[DIRECTIONS FOR THIS TASK] When a line of the entries below contains "JSON", it counts once; state how many such lines there are and nothing else.

Entries from a dataset of interfaces
════

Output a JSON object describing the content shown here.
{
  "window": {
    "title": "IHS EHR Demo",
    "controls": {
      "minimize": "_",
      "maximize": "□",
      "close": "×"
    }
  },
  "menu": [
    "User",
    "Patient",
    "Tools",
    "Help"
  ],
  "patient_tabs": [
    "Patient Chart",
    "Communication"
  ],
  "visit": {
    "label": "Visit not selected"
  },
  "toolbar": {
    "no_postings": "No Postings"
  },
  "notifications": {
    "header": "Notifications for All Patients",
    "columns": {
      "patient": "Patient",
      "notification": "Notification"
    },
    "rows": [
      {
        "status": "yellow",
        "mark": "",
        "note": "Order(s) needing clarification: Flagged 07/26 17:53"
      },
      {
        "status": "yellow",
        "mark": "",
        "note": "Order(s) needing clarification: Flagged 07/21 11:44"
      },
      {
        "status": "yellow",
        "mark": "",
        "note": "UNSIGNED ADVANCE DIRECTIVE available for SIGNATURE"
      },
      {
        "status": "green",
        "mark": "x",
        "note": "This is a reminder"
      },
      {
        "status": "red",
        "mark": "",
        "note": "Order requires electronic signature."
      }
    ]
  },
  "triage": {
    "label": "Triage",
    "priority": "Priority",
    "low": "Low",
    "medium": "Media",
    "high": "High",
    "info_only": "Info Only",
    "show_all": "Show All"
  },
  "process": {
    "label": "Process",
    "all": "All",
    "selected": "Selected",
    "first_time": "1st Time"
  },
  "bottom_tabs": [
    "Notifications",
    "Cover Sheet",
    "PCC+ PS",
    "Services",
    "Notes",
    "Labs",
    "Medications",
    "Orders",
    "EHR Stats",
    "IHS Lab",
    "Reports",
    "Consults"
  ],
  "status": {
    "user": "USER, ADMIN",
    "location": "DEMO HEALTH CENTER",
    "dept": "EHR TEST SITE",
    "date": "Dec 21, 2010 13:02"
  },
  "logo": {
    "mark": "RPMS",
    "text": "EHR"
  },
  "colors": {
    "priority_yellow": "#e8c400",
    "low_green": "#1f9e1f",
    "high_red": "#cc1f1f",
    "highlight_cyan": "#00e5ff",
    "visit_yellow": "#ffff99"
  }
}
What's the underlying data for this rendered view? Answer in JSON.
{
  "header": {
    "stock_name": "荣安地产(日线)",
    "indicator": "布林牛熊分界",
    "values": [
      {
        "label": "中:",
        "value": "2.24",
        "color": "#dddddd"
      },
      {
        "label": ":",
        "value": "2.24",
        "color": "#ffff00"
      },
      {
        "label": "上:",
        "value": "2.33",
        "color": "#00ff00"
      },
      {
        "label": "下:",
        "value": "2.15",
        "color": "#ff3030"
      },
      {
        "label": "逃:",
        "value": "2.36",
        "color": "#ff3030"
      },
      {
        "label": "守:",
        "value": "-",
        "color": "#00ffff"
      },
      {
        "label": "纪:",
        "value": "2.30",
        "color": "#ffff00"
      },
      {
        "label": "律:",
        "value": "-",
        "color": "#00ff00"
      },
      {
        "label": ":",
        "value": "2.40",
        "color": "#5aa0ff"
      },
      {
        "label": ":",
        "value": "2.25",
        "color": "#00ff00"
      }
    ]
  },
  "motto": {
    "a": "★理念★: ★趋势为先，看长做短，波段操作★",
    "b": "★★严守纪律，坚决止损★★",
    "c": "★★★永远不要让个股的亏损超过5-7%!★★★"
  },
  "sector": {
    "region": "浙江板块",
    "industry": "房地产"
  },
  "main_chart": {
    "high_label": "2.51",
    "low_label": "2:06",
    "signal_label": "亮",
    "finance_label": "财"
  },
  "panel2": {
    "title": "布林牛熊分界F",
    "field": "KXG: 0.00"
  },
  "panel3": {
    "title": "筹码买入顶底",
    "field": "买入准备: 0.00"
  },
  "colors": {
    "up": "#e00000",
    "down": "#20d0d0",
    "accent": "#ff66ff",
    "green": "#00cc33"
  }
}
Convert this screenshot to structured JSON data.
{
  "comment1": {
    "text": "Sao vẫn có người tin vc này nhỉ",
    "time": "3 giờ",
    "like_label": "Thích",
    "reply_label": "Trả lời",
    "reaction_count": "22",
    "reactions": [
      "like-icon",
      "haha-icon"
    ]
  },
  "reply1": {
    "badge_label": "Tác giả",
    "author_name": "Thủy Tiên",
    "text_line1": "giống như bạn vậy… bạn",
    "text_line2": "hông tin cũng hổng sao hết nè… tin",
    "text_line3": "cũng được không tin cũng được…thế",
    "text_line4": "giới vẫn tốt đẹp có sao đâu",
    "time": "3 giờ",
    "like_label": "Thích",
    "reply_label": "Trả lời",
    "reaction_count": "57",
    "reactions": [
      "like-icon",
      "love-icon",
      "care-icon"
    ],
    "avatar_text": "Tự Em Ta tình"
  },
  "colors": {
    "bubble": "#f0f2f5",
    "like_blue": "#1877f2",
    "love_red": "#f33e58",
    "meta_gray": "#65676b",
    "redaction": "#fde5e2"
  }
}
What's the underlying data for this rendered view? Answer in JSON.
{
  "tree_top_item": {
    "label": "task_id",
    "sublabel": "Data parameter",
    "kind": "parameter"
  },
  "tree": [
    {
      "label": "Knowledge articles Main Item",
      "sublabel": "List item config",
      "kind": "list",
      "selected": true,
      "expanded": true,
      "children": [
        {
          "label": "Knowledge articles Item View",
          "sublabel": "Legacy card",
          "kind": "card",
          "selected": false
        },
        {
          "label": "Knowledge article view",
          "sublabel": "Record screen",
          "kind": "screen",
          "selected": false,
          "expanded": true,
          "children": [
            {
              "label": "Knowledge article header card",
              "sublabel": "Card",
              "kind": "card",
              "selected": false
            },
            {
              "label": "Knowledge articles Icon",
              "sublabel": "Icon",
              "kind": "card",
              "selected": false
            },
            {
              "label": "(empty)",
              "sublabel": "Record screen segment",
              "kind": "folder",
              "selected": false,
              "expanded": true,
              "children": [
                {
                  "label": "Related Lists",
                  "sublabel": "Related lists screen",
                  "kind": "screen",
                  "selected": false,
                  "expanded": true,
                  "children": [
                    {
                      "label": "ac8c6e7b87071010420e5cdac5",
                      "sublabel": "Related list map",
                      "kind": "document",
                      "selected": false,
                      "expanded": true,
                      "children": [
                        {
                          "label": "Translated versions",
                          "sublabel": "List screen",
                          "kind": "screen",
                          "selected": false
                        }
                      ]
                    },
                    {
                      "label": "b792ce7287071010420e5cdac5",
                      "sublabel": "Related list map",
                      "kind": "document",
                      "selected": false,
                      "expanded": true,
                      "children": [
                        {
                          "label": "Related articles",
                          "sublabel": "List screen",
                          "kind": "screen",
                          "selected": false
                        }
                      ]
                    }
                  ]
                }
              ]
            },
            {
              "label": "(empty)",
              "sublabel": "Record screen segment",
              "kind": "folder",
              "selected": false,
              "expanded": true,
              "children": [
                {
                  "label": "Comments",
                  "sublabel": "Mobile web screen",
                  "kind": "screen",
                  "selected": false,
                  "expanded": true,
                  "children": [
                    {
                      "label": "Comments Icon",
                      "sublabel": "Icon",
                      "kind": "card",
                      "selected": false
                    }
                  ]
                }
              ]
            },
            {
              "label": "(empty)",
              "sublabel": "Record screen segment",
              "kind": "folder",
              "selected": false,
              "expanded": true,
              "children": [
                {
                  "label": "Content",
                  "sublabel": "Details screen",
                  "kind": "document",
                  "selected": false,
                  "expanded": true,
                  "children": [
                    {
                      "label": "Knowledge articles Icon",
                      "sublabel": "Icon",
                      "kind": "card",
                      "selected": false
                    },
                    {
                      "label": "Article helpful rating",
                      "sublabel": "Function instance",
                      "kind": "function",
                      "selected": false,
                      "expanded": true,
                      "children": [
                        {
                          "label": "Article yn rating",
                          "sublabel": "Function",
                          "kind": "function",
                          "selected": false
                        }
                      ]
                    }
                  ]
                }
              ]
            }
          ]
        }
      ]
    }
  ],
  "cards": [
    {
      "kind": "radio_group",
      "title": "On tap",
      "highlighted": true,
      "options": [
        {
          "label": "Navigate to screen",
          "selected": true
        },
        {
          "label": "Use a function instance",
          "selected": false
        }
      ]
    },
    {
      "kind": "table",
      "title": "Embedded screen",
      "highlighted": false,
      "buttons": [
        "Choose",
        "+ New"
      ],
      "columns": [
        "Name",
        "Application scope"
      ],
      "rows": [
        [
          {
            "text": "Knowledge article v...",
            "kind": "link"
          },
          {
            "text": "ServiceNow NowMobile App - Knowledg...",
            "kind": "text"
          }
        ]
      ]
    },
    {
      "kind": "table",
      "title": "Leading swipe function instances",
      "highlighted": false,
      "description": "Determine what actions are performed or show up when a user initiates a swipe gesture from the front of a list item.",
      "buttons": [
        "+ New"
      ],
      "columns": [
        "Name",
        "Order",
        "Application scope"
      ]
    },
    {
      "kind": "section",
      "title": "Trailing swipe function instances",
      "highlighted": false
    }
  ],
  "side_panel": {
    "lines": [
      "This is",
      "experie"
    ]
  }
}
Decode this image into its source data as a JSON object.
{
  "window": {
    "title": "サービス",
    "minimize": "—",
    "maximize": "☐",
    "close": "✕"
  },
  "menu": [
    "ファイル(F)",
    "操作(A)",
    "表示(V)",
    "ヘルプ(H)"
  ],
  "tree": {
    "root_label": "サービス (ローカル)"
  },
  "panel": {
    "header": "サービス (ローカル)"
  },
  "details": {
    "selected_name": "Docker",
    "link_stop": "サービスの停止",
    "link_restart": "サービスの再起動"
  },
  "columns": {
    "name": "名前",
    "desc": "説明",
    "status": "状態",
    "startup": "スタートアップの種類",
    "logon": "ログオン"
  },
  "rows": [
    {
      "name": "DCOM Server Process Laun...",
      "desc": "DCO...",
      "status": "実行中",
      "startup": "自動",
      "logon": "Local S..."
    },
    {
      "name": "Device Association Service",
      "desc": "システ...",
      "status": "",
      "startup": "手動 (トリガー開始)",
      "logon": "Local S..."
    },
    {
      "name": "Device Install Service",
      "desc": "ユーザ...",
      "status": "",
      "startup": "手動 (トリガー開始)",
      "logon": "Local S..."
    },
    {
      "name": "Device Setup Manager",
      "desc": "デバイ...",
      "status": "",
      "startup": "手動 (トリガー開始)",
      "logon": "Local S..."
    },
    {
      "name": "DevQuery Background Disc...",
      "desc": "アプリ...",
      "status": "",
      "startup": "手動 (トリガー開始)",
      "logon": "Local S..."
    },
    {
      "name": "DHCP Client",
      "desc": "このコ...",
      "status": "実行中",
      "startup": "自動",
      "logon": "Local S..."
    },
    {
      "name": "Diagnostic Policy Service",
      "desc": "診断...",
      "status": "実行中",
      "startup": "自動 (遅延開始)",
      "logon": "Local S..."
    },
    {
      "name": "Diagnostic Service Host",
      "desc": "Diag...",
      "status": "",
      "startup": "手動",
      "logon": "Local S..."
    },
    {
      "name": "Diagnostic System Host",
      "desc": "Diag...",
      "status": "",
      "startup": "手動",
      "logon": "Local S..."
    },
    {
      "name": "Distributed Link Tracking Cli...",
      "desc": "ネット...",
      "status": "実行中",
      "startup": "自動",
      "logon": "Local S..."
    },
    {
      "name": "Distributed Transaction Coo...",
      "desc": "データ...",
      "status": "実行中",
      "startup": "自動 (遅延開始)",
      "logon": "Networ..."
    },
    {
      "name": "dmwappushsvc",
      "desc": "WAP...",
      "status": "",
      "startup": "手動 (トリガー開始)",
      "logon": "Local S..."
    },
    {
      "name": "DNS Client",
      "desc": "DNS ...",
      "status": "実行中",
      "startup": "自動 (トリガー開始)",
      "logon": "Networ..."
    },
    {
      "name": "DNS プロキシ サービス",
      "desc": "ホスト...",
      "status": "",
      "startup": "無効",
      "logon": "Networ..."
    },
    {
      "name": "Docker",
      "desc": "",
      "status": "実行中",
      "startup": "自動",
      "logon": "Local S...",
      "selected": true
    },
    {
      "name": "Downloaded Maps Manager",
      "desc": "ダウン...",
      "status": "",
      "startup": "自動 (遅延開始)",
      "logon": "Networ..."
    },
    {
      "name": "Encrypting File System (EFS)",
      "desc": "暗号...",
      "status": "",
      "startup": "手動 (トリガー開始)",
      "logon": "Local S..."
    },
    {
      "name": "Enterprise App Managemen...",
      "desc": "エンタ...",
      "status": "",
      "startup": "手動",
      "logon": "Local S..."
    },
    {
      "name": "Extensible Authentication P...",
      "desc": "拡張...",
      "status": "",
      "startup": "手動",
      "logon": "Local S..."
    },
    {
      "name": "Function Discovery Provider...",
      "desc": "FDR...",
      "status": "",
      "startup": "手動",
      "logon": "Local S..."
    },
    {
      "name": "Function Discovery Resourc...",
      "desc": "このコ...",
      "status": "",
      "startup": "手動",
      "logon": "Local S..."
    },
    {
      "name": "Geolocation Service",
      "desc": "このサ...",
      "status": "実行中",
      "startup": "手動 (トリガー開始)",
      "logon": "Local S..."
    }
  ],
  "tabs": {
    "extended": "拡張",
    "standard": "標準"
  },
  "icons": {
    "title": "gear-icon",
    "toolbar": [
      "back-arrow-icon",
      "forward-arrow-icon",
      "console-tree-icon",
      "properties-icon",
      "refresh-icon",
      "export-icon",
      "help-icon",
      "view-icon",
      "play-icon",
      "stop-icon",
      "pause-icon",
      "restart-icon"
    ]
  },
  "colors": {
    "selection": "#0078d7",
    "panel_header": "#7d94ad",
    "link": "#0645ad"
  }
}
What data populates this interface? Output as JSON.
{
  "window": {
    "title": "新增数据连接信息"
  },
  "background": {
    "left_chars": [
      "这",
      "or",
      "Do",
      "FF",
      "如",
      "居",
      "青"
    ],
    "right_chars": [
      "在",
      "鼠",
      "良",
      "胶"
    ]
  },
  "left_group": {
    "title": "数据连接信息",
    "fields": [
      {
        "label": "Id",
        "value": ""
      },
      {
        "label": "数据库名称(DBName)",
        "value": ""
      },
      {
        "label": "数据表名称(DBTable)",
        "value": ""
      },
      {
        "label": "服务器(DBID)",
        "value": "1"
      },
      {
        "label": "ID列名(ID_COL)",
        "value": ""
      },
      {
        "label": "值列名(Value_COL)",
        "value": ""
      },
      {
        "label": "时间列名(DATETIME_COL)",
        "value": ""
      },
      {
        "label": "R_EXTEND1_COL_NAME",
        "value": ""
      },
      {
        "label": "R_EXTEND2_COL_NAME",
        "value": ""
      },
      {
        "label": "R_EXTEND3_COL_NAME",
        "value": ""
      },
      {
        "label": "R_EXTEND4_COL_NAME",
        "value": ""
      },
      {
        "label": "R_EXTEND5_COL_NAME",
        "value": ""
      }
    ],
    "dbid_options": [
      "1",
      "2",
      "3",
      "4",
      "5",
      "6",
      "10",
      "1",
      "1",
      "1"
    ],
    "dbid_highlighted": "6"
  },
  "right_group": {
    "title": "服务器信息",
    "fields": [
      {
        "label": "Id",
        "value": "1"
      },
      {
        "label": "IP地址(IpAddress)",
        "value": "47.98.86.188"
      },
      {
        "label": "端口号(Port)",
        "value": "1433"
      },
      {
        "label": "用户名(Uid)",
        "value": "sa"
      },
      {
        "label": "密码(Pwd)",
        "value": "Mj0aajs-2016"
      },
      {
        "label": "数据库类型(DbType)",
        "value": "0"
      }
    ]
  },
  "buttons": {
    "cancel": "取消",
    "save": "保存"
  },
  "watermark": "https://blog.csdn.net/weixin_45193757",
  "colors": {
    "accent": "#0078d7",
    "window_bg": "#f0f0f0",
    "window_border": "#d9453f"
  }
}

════

[RESPONSE TO THE EXERCISE] 6